He stopped at a point where Popotla is now sited, and cried beside a tree for all the men he’d lost. And I’m sure there was a tear or two shed for the gold that had been lost with them. Instant karma, if there is such a thing. And so the tree was named Arbol de la Noche Triste – night of the sorrows. The tree stood for hundreds of years, before being destroyed in a fire a few years ago. But I wanted to have a looky see to see what remained. I found first a church, then behind it a garden. On a wall was painted a large mural depicting the events of that infamous night. Then past the church, in a small park, was a gated area where the tree once stood.

The stump is still there. And a huge stump it is too. A familiar looking stump, in fact. I’d seen such a tree before, I was sure of it. A little more research was needed on the Ahuehuete tree. As it happens, I was right to think I’d seen such a tree before. The Arbol del Tule, in Oaxaca, is such a tree and I’ve visited it twice. It has no links to Hernan Cortes, that I know of. But it does claim to be the worlds largest living biomass. I took a few photos. Of the tree, or what remains of it, and the mural. Click here to go see them on Flickr.

* So the story goes according to my memory, which isn’t always 100% reliable. If you really need to know the exact details, Google is your friend.


4 thoughts on “Noche Triste

  1. And here’s the rest of the sory…as Paul Harvey would say… This is a good bar bet… where was the first naval battle in
    Mexico ?
    Answer: Mexico City at 7,500 feet above sea level.
    The rest of the story:
    When Cortes got through bawling under the ahuehuete tree, he asked, Is Martin Lopez still alive?” ” Yes he is”, aswered his men. Now what was so damn important about Martin?
    Well Martin had the answer to Cortes’ SECRET WEAPON.
    Then we’re OK, lets march back to Tlaxcala.
    Tlaxcalans had been under siege by the Aztecs for more than 50 years and they were happy to see Hernan come back, even though they had lost a bunch of there native sons. After all he had a lot of magic shit with him like gunpowder, canons, swords and horses, besides he seemed friendly enough, specially with the women.
    But back to Martin, He was the ships carpenter and knew how to build a boat, Hernan had sank his ships so nobody could turn back if the going got rough. But Hernan gave him an order, start cutting down the trees in Atempan, (just at the City limits of Tlaxcala) and build me 13 brigantine ships that can hold 20 or so men with canon & blunderbusses.
    So for the next year they cut and sawed and hammered. then they damned up the Zahuapan river 2 blocks away with an earthen damn and tested the boats on them. they floated, so they dismantled them in several pieces and Cortes, the Spaniards & 20,000 Tlaxcalan warriors carried the boat parts on their backs (mostly the indians), crossed the mountains between popocatepetl & Iztaccihuatl, reached the shores of lake Texcoco, reassembled the ships and proceeded to bombard Tenchitlan (now Mexico City) with a siege that lasted 90 days, the Aztec leader , Cuahtemoc (Moctezuma had been killed the year before), had about a thousand canoes. It was like shooting sitting ducks, no match for grapeshot and swords,
    there were only 3 entrances to the island city of Tenochitlan and Cortes had them blocked.
    During the last few days of the siege Cuahtemoc was caught trying to escape in a canoe & taken prisoner. shortly thereafter the Spaniards stuck his feet in a fire to try and torture the location of where his gold was hidden but he never talked.
    Also one of Corteses Captains had a black slave with him who had smallpox, the Indians had zero immunity to it and as many that died from canon fire and the sword died from the plague or maybe more.
    Thus fell the mighty Aztec empire.
    Check my blog at:
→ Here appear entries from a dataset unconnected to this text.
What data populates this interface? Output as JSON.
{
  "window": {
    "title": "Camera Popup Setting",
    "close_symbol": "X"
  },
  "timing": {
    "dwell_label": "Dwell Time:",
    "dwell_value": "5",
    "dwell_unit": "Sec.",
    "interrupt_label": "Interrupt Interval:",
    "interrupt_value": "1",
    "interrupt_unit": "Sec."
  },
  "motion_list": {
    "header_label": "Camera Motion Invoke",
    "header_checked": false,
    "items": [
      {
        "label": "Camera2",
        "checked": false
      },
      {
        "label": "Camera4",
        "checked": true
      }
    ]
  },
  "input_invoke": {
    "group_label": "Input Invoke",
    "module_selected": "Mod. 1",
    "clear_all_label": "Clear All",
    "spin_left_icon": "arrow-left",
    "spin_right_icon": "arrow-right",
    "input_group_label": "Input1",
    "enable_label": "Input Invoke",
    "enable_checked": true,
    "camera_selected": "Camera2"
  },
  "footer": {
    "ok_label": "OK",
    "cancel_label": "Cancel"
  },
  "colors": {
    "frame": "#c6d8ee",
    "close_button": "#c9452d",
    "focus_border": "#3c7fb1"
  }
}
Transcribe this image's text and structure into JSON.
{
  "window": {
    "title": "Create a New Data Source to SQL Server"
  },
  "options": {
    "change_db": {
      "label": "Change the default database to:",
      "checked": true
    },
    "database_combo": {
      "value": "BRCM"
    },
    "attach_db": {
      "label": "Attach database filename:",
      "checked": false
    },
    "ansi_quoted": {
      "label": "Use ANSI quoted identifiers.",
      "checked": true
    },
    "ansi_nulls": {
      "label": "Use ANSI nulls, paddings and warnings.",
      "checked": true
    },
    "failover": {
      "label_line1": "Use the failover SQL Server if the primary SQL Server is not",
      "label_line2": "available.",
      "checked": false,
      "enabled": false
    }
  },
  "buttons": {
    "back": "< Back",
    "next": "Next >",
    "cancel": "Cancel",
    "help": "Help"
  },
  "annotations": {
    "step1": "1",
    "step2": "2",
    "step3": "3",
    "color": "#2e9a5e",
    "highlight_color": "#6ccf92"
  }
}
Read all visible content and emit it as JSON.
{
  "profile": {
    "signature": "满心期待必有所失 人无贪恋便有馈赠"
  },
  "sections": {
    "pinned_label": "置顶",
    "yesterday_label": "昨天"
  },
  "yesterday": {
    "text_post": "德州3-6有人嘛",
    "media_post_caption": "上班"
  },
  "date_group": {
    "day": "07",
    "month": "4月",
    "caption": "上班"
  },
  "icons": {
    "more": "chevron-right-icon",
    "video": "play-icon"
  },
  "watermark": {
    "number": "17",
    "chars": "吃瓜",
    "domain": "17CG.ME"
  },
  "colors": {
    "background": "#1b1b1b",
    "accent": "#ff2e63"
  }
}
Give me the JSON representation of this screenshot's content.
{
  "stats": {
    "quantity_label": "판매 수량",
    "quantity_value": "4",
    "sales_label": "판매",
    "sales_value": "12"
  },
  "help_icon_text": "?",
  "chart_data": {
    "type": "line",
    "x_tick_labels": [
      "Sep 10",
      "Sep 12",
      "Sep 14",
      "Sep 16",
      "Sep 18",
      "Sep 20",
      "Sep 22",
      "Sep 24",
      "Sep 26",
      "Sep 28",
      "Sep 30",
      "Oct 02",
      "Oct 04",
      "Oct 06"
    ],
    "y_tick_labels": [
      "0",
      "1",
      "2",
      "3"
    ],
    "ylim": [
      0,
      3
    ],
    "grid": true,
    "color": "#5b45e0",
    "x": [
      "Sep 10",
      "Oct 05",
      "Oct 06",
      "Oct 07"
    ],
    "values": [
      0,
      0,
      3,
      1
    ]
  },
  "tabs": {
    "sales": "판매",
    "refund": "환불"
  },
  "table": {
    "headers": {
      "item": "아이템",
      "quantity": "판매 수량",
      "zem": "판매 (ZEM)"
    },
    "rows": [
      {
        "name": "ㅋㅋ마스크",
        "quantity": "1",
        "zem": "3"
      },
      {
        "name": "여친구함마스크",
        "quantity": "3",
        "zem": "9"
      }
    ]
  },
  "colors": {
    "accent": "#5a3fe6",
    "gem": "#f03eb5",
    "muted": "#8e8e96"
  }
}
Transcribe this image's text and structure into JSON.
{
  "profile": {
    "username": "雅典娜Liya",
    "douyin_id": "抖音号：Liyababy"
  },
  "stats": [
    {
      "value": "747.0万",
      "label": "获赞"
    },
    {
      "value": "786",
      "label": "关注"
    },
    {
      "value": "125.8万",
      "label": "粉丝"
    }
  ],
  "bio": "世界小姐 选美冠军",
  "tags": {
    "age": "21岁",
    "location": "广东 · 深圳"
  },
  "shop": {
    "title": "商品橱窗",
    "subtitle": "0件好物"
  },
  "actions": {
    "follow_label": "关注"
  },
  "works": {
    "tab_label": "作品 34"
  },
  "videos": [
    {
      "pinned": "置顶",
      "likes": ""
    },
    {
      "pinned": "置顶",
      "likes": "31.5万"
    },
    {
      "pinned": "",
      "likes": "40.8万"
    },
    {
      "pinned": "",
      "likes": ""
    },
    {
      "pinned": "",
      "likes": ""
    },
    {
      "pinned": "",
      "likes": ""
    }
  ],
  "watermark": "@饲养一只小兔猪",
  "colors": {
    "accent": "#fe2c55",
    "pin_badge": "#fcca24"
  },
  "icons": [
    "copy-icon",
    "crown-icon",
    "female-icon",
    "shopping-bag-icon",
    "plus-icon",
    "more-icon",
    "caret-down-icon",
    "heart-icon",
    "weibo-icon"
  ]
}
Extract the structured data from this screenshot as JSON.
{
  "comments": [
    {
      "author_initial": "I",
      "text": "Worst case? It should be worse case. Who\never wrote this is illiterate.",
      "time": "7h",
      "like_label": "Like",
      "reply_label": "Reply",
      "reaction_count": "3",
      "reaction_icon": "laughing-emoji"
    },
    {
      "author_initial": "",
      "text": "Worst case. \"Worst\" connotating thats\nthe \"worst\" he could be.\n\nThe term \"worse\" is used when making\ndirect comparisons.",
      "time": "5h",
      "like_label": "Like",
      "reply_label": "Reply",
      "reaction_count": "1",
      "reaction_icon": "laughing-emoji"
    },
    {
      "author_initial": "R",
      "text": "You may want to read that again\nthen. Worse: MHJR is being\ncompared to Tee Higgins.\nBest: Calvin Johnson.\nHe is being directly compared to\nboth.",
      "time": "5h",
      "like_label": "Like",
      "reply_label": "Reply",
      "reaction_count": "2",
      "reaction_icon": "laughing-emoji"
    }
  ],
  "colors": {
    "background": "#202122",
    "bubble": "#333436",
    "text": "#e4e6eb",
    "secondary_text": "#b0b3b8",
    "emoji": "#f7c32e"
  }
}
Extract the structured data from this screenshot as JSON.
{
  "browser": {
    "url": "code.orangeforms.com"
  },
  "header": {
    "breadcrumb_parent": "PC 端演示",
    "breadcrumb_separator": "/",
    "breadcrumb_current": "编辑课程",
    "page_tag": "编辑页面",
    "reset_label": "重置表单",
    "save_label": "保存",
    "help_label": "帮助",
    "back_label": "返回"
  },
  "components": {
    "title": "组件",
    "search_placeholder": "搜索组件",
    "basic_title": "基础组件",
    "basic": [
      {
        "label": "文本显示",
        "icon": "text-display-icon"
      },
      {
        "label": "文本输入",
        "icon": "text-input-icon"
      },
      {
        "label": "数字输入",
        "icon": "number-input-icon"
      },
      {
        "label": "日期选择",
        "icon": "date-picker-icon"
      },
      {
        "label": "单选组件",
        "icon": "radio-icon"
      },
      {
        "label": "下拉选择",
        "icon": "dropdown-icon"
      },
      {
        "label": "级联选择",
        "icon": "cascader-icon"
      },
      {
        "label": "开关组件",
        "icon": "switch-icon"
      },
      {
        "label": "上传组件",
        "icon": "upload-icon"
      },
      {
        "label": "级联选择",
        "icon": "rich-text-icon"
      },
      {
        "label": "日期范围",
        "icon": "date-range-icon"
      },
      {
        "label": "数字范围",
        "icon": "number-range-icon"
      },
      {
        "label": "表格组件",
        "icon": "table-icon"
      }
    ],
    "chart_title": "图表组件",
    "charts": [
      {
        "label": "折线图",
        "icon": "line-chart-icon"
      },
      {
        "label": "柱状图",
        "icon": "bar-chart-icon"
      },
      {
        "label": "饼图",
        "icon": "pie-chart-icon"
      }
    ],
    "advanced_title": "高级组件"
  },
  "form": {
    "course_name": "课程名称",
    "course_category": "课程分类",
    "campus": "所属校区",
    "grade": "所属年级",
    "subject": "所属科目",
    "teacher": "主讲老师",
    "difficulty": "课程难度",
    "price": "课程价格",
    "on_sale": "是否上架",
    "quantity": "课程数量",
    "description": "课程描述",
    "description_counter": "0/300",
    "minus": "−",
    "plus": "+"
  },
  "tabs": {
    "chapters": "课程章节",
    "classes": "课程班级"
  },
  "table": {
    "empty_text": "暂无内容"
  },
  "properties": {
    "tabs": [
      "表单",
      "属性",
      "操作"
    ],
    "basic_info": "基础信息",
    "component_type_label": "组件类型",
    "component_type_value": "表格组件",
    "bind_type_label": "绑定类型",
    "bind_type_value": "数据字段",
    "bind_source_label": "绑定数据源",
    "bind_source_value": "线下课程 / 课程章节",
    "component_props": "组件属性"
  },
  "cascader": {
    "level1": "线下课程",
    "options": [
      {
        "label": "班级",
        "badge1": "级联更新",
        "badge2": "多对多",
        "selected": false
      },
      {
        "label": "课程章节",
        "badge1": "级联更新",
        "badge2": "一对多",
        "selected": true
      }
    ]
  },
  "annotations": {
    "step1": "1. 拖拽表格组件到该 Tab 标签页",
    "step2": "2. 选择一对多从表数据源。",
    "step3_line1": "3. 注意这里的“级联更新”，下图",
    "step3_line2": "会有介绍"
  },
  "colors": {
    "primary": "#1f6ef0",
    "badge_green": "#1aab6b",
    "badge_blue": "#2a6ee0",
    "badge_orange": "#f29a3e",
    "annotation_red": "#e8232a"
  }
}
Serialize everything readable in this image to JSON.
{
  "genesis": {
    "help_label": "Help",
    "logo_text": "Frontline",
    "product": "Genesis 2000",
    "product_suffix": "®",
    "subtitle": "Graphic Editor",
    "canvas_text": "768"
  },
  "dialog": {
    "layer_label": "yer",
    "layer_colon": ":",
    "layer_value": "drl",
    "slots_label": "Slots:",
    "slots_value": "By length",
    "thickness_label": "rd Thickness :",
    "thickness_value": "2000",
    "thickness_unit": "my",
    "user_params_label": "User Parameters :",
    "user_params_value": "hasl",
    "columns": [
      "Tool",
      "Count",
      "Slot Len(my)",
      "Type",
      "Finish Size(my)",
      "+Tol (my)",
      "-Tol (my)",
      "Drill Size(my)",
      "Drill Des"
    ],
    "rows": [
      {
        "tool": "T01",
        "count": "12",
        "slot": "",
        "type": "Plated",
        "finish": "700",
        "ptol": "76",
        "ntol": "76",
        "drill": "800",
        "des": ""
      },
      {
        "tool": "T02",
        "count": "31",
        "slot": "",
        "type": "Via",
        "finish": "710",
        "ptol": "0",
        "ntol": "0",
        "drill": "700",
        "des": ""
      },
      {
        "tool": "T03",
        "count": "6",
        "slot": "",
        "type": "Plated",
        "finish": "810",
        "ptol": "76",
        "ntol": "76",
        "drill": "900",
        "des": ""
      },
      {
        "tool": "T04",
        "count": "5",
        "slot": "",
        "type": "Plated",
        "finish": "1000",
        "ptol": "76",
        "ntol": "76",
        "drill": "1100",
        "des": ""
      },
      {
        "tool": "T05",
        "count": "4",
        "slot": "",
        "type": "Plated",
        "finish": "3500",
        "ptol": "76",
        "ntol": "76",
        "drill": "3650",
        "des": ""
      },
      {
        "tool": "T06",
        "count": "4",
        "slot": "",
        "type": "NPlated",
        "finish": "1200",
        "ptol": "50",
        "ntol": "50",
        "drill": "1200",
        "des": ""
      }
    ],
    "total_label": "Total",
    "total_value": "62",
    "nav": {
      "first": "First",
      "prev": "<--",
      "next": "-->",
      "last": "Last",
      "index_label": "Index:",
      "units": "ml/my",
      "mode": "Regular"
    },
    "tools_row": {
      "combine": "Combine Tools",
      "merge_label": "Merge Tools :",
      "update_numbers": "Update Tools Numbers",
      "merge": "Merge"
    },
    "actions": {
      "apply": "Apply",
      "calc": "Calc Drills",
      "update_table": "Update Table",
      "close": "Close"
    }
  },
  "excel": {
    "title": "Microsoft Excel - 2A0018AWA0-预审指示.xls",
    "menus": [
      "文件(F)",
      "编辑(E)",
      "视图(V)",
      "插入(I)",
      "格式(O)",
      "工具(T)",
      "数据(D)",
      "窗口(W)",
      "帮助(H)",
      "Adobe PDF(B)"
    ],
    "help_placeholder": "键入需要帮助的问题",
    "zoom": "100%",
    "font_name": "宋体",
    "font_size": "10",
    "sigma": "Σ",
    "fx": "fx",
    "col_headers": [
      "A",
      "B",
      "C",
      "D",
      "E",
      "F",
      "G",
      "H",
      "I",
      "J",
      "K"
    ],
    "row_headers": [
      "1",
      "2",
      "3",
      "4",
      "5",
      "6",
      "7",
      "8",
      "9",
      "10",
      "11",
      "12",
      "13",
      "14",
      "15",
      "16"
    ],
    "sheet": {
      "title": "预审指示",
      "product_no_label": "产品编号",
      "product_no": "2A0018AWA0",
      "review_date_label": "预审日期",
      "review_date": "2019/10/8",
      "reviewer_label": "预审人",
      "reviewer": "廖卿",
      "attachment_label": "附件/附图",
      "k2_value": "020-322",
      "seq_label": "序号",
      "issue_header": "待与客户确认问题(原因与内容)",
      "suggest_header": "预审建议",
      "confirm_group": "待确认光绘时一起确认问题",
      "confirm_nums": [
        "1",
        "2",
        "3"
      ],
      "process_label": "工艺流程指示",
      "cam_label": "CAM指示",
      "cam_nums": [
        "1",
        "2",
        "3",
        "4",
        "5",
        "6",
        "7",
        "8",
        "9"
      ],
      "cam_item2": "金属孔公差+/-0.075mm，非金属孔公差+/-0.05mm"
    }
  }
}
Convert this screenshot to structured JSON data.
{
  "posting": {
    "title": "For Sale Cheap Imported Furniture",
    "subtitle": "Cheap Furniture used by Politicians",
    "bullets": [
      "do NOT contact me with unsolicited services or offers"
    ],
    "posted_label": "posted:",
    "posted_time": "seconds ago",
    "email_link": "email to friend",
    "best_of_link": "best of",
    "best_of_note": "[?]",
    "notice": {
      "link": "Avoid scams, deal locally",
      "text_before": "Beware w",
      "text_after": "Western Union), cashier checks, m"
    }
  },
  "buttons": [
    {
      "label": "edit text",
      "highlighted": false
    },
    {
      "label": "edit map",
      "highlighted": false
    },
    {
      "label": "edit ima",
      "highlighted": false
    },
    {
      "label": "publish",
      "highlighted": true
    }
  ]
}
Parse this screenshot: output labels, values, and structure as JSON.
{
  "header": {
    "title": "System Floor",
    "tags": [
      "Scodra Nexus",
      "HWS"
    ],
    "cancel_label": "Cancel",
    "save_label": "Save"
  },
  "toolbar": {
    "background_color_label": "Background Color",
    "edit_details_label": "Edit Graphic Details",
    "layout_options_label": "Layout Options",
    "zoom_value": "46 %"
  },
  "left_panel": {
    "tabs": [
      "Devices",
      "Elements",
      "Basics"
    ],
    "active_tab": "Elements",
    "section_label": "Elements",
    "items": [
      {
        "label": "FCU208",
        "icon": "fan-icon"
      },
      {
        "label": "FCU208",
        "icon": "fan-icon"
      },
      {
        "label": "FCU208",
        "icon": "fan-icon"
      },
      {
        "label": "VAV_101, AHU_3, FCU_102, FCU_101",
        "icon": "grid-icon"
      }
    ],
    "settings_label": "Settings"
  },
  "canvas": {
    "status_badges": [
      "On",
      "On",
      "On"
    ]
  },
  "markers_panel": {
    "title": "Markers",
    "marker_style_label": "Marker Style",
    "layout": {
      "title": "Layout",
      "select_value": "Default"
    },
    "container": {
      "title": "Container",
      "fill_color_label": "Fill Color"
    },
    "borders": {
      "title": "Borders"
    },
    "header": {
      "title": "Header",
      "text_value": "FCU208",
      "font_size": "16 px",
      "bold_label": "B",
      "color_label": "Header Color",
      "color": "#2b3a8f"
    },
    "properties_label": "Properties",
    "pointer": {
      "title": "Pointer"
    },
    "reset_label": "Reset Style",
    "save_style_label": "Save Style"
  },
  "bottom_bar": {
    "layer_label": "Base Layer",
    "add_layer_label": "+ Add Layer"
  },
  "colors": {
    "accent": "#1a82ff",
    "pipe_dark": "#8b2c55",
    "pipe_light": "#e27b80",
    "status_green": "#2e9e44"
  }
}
Leave a Reply

Fill in your details below or click an icon to log in:

WordPress.com Logo

You are commenting using your WordPress.com account. Log Out /  Change )

Google+ photo

You are commenting using your Google+ account. Log Out /  Change )

Twitter picture

You are commenting using your Twitter account. Log Out /  Change )

Facebook photo

You are commenting using your Facebook account. Log Out /  Change )

Connecting to %s

This site uses Akismet to reduce spam. Learn how your comment data is processed.